Mournes is very popular as a destination for the Duke of Edinburgh Award expeditions and those who participate in Morne Mountain challenge.
The Isle of Man mountains of the lake and Snowdonia in Wales can sometimes be seen across the Irish Sea from certain parts of the Mournes on clear days. The mountains are also visible from parts of Dublin on clear days.
Vegetation and wildlife
Aside from the grass, the most common plants found in the Mournes is heather and gorse. Of the former, the three species found: cross-leaved heath ( Klockljung ), bell heather ( Erica cinerea ) and long ( heather ). Of the latter two species: Common gorse ( WHIN ) and western gorse ( Ulex gallii ). Other plants that grow in the area are: bog cotton, rose root ( Rhodiola rosea ), bellflower ( harebell ), marsh St. John’s wort, wild thyme ( Thymus serpyllum ), sorrel and heath spotted orchids.
Sheep graze high in the mountains, and the area is also home to birds, including the common raven, peregrine falcon, wren, buzzards, and native meadow pipit, gray wagtail, Stonechat and Snipe. The Golden Eagle, a former resident, has not been seen in the Mournes since 1836th
Possible National status
Mourne Country close Spelga Dam, the slopes of Slieve Loughshannagh and Ott Mountainmed a current in power after some recent rain
It has been suggested that the Mourne Mountains made Northern Ireland’s first national park.   The plan has been the subject of controversy because of its status as private property, with over 1,000 farmers based in the proposed park,  and also because of concerns about the impact on local communities, bureaucracy and house prices. 
The mountains are immortalized in a song written by Percy French in 1896, “Mountains of Mourne”. The song has been recorded by many artists, including Don McLean, and was quoted in the Irish group Thin Lizzy’s 1979 song “Roisin Dubh (Black Rose). A Rock Legend ”
Mourne Mountains also influenced CS Lewis to write Witch and the Wardrobe . 
“Mountains of Mourne” is also mentioned in John Lennon’s song “Luck of the Irish” on the album some time in New York City .

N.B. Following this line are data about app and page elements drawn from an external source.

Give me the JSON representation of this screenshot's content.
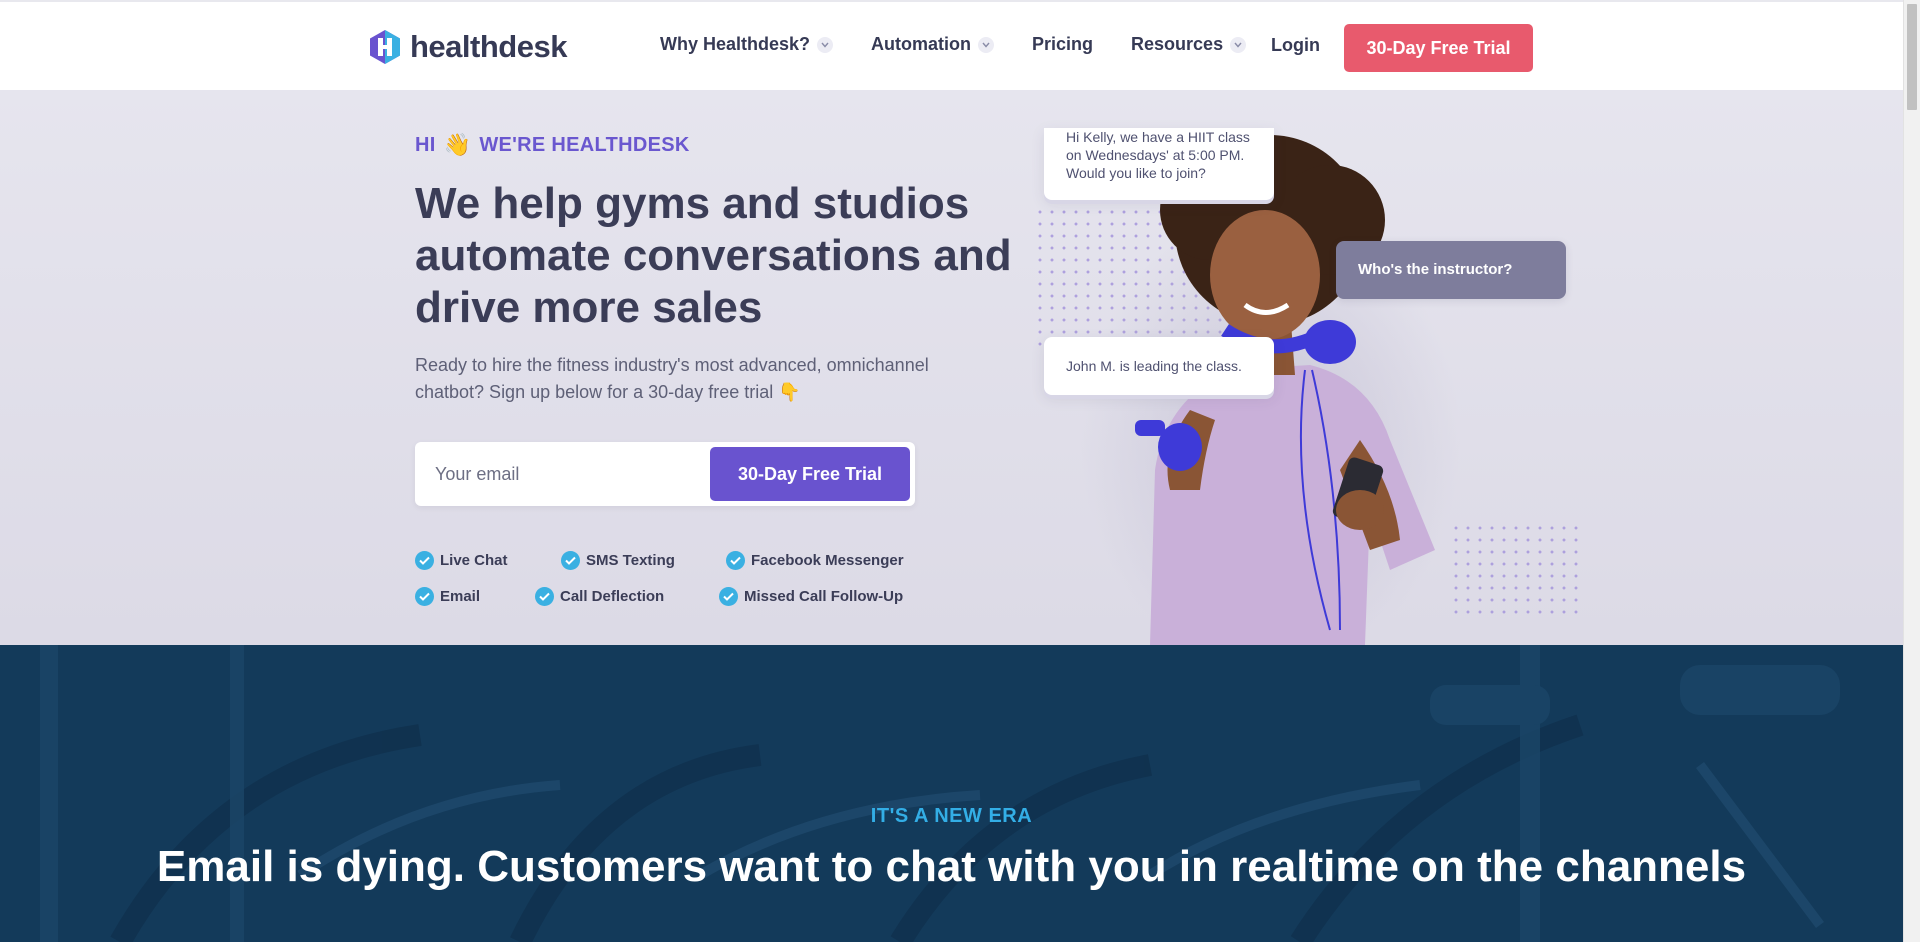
{
  "header": {
    "logo_text": "healthdesk",
    "nav": [
      {
        "label": "Why Healthdesk?",
        "has_dropdown": true
      },
      {
        "label": "Automation",
        "has_dropdown": true
      },
      {
        "label": "Pricing",
        "has_dropdown": false
      },
      {
        "label": "Resources",
        "has_dropdown": true
      }
    ],
    "login_label": "Login",
    "cta_label": "30-Day Free Trial"
  },
  "hero": {
    "eyebrow_hi": "HI",
    "eyebrow_rest": "WE'RE HEALTHDESK",
    "wave_glyph": "👋",
    "title": "We help gyms and studios automate conversations and drive more sales",
    "subtitle": "Ready to hire the fitness industry's most advanced, omnichannel chatbot? Sign up below for a 30-day free trial 👇",
    "email_placeholder": "Your email",
    "form_cta_label": "30-Day Free Trial",
    "features": [
      [
        "Live Chat",
        "SMS Texting",
        "Facebook Messenger"
      ],
      [
        "Email",
        "Call Deflection",
        "Missed Call Follow-Up"
      ]
    ],
    "chat": {
      "bot_message_1": "Hi Kelly, we have a HIIT class on Wednesdays' at 5:00 PM. Would you like to join?",
      "user_message": "Who's the instructor?",
      "bot_message_2": "John M. is leading the class."
    }
  },
  "era": {
    "eyebrow": "IT'S A NEW ERA",
    "title": "Email is dying. Customers want to chat with you in realtime on the channels"
  },
  "colors": {
    "brand_purple": "#6953cf",
    "cta_red": "#e85a6d",
    "navy": "#133a5a",
    "check_blue": "#3ab0e2",
    "eyebrow_blue": "#33aee6"
  }
}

The scenery of the Mourne Mountains also have the background for a number of productions, including Philomena and Game of Thrones .
Mournes is a very popular area for hiking, Wall provides a convenient navigation aid.
There are a large number of granite rocks, in the form of slabs and sectors, scattered over the whole range, making Mournes one of Northern Ireland’s largest climbing areas since the first recorded ascent in the 1930s. Berg forms generally quite rounded, often depending on the chamber for protection, but with good friction. 1998 guidebook lists 26 different rocks, with a total of about 900 lines in all grades.  
The Northern Ireland Railways service and Enterprise link in Newry railway station.
Craigmore Viaduct with Mournes in the distance, seen from Bessbrook near Newry station.
- List of mountains in Northern Ireland
- List of mountains in Ireland
- Jump up ^ Joyce, Patrick. Origin and History of Irish place names .1869. p.128
- Jump up ^ “placental Database of Ireland”. Logainm.ie. 13 December 2010. Retrieved 6 December 2011.
- Jump up ^ “Minister paves the way for the National Park in the Mournes”. Northern Ireland Planning Service. 25 September 2002.Retrieved eleven October of 2009.
- ^ Jump up to: a b . Peterkin, Tom (29 August 2007) “Mourne Mountains National Park status line”. The Daily Telegraph. Retrieved eleven October of 2009.
- Jump up ^ Cassidy Martin (23 February 2007). “Community split over the national park.” BBC News. Retrieved eleven October of 2009.
- Jump up ^ “Mourne Mountains page”. Discovering Northern Ireland.Retrieved December 6, 2011.
- Jump up ^ “Irish Climbing Online Wiki – Co Down.” Retrieved April 7, 2011.
- Jump up ^ Robert Bankhead, ed. (1998), Mournes: MCI guide, Mountaineering Ireland, ISBN 0-902940-14-7
- Kirk, David (2002). The Mountains of Mourne: A Celebration of a special status. Belfast. Apple Press ISBN 0-86281-846-X.